Rahul Chandrashekar, Software System Architect, ACE Controls Inc., added that the hardware ACE is using for its IoT capabilities uses an Intel core i7 with Ubuntu operating system. “The system has a small footprint with a form factor of 100 x 100 mm and has the memory capacity of 32 GB. A small footprint on both the physical size and memory helps keep the cost of hardware economical,” Chandrashekar said.
McNeil concluded by adding that using industry standard communication protocols like Bluetooth and LoRa is critical to the successful implementation of its technology. “We know that a company of our size has to match the market trend. We strive for plug-and-play as much as possible. We are also using industry standard sensors and such for the same reasons and to piggyback off the validation and use cases of the suppliers of these products. We also follow trends like a recent National Fluid Power Association (NFPA) survey regarding IoT where we felt we were very well aligned.
“When working on new designs we try to maintain the relationship with our current products so we don’t create redundancy and overlap. We try to take the best of all that we have learned and incorporate it into new products,” McNeil said.
The future and beyond
Automation in agriculture will continue to offer huge growth for the use of shock and vibration damping technologies. For example, as cannabis grows in legal use across the nation, so too will faster ways to produce it.
Chris Niemiec, Engineering Manager, ACE Controls Inc., said that cannabis operations already utilize ACE’s shock absorbers in their trimming machines today. “We expect more and more opportunities in this rapidly growing market. Additionally our products cater to all sorts of automation in the agricultural industry,” Niemiec said. “One example is automatic strawberry pickers that are designed to pick the strawberries at a high rate, yet not bruise them.”
Additionally, based on ACE’s study of the technology trend toward wireless connectivity, the company is focusing on requirements such as how to connect the battery, how to operate low cost assets (sensors), outdoor and harsh environments, low cost communication, low cost infrastructure, low power technology, robust communication, mobility and scalability.

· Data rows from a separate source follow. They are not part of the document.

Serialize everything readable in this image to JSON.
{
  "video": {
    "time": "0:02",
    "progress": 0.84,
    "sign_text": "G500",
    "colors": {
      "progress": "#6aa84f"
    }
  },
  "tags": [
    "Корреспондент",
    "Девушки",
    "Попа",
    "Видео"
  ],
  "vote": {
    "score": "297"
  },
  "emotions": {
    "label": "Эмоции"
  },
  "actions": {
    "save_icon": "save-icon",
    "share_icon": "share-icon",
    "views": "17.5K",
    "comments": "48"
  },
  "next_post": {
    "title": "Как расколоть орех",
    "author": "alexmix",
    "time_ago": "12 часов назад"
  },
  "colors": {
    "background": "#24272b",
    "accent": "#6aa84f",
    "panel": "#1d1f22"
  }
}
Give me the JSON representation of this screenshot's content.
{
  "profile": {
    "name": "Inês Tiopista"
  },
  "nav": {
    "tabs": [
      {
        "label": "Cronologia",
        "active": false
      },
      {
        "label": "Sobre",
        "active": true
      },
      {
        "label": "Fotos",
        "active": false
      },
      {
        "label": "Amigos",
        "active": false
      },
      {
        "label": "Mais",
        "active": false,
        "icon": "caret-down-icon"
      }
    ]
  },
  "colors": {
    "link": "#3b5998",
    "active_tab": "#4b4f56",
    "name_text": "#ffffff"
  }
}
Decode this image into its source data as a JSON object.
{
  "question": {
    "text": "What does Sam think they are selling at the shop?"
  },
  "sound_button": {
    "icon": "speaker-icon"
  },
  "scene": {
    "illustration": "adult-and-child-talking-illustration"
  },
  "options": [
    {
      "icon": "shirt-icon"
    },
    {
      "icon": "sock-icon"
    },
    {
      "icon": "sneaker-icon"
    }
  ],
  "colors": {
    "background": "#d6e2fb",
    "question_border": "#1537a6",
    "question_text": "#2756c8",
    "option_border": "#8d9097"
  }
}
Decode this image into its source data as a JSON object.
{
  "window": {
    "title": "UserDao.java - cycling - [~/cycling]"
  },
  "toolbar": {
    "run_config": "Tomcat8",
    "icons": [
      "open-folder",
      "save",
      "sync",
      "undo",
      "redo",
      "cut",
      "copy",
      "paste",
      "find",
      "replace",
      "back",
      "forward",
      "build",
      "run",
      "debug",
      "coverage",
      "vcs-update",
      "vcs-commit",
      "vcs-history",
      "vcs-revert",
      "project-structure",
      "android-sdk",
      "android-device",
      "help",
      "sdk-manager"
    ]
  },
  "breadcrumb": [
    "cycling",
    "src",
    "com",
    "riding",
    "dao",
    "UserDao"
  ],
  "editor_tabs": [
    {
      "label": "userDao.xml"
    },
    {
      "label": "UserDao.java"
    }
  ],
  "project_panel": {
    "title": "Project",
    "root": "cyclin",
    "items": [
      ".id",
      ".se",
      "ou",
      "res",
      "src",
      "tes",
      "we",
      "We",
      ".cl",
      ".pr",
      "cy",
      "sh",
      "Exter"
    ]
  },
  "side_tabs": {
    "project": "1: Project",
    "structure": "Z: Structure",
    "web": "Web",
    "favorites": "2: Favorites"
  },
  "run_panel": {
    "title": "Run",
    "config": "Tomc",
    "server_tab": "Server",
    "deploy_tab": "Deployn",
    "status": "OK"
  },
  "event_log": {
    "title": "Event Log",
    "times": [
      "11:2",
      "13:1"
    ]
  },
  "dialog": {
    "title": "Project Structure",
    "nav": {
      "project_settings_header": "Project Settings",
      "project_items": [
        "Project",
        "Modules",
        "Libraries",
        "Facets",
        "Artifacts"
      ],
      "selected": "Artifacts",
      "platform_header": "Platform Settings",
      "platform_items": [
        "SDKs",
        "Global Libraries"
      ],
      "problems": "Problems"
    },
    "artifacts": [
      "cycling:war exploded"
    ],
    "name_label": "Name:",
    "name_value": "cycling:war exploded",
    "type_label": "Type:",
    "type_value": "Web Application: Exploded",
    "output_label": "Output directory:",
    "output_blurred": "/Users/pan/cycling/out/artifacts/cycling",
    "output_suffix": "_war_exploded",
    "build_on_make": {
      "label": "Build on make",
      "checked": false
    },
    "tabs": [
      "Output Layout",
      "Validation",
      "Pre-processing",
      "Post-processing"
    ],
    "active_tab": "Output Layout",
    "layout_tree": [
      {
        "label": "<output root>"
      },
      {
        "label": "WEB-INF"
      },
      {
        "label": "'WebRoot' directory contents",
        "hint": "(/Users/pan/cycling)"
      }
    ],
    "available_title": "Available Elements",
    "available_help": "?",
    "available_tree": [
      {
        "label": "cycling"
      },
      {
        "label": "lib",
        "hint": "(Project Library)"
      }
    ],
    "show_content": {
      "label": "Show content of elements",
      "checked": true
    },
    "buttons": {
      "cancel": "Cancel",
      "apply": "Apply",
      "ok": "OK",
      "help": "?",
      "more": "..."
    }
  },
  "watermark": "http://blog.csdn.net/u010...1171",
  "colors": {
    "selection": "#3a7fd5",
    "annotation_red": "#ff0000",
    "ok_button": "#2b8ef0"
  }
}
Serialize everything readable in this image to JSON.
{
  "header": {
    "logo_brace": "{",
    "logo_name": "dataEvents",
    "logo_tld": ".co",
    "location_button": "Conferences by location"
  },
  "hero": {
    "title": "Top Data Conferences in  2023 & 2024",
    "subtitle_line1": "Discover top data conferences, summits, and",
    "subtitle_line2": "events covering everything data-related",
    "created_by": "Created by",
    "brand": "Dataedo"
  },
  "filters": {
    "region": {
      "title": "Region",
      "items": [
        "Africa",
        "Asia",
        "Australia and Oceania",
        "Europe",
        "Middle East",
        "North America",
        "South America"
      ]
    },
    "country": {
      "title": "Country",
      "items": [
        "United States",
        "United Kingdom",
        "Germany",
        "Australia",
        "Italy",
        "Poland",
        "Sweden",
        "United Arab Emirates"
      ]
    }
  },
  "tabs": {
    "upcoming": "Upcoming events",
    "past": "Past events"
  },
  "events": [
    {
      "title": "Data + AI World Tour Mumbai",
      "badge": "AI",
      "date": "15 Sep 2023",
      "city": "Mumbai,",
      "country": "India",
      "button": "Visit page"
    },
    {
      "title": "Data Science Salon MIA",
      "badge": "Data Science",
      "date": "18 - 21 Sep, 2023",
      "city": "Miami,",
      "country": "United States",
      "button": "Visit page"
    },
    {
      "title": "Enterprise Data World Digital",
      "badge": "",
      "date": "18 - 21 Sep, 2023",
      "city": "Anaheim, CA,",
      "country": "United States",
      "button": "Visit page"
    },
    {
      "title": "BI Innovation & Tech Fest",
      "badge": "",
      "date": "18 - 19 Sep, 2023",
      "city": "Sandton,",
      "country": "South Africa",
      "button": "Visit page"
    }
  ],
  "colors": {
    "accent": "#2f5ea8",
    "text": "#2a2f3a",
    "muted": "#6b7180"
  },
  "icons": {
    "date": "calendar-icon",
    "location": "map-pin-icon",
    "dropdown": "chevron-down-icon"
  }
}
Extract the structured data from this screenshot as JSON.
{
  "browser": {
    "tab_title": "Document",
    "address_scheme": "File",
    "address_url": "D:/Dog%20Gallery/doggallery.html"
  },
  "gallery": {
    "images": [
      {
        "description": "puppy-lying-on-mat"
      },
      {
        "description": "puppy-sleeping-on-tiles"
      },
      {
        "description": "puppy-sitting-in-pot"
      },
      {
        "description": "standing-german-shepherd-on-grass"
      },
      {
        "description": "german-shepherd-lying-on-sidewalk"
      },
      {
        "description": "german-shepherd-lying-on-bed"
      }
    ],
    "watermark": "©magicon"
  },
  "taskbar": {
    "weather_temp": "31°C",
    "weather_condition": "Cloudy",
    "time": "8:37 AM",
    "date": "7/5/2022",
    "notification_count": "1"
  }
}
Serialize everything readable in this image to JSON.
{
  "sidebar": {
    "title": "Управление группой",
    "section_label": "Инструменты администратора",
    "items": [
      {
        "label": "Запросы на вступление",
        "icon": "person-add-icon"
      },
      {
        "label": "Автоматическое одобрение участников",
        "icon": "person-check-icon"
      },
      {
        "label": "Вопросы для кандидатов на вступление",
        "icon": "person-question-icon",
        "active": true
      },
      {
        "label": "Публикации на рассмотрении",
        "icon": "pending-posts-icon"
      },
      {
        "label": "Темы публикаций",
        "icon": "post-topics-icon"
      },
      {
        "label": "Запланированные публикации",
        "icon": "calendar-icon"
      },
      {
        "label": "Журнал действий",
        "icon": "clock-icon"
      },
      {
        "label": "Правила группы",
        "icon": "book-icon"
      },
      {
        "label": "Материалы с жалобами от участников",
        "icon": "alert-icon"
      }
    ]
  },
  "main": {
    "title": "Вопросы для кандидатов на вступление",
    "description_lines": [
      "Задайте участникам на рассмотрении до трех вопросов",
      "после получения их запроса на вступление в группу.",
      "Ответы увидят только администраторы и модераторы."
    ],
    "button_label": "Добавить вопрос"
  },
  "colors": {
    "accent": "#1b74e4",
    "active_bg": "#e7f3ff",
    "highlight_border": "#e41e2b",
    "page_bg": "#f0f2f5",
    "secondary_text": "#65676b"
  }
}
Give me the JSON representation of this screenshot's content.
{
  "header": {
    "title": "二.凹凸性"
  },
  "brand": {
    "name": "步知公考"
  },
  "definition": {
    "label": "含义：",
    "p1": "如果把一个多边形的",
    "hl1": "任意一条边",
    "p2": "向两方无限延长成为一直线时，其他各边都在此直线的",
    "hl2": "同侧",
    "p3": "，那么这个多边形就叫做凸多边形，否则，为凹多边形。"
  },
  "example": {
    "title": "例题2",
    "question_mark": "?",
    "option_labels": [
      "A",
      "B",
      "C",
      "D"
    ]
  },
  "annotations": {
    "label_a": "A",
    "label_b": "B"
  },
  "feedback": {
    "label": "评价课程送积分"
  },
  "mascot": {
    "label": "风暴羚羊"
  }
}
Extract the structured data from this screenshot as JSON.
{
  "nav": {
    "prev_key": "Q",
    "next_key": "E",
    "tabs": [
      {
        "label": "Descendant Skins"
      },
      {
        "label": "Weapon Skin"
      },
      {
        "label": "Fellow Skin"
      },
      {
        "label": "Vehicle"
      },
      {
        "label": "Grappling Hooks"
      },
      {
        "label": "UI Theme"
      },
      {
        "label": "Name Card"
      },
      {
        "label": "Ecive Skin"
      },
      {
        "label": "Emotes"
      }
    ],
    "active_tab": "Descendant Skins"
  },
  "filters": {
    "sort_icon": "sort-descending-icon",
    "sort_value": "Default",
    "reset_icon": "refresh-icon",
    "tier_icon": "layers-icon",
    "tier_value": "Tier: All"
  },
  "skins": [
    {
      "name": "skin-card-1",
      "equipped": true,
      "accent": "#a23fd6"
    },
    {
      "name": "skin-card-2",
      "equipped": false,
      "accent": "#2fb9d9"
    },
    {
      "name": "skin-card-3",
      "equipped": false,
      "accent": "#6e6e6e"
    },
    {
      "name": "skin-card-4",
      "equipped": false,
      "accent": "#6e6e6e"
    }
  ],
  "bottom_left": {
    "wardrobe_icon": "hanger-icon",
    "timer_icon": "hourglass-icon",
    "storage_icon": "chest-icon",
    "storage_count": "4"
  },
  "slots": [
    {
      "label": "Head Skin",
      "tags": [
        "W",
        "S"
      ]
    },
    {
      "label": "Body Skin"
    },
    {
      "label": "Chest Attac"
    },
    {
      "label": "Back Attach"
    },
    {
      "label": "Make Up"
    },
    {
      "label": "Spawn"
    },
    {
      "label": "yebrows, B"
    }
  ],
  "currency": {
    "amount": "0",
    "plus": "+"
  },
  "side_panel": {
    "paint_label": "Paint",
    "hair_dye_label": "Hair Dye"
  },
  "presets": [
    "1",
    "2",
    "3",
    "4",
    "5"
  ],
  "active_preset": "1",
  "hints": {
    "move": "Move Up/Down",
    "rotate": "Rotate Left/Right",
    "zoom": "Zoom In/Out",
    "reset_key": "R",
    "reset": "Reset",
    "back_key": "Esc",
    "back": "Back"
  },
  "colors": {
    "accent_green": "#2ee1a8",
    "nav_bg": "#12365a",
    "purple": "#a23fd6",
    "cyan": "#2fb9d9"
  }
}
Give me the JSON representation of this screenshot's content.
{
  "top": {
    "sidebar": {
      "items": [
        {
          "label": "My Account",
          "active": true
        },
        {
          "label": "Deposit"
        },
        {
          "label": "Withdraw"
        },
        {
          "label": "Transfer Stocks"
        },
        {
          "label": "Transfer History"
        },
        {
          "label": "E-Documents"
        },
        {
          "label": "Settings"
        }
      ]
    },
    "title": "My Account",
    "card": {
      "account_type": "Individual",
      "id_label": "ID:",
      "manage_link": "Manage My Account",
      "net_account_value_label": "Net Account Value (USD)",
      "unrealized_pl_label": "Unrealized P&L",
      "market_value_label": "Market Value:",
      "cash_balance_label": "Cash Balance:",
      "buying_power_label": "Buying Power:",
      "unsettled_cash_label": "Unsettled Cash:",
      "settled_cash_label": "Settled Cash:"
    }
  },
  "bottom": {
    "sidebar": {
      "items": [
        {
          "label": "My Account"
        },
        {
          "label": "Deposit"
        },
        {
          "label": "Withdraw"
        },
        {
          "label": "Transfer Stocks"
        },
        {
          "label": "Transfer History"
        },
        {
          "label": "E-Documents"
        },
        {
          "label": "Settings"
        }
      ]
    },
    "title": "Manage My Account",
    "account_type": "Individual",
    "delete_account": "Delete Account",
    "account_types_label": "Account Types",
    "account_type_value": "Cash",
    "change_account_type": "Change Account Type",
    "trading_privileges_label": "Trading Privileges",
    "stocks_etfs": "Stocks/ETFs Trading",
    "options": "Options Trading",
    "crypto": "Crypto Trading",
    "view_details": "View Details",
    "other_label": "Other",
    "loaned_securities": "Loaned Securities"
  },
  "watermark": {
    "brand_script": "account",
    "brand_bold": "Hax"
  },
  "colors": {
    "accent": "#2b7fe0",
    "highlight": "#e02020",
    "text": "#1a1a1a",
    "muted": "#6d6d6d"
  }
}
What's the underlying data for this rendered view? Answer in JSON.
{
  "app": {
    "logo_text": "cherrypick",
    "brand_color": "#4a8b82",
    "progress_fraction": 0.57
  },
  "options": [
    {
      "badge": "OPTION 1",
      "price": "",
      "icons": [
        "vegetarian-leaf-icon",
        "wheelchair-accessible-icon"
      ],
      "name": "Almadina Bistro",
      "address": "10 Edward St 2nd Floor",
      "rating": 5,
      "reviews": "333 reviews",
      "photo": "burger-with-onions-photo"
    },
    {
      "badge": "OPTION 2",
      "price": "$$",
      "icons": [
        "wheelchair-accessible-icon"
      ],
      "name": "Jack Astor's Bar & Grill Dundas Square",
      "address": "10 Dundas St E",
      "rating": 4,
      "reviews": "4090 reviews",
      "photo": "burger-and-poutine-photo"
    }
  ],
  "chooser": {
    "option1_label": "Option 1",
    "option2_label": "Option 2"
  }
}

“Trends for wireless communication choices could be based on trade-offs between autonomy and range of connectivity. Communication between end devices and gateways is spread out on different frequency channels and data rates. The selection of the data rate is a trade-off between communication range and message duration,” said Chandrashekar. “Due to the spread spectrum technology, communications with different data rates do not interfere with each other and create a set of “virtual” channels increasing the capacity of the gateway. LoRaWAN data rates range from 0.3 to 50 kbps. To maximize both battery life of the end devices and overall network capacity, the LoRaWAN network server is managing the data rate and RF output for each end device individually by each end-device individually by means of an adaptive data rate (ADR) scheme.”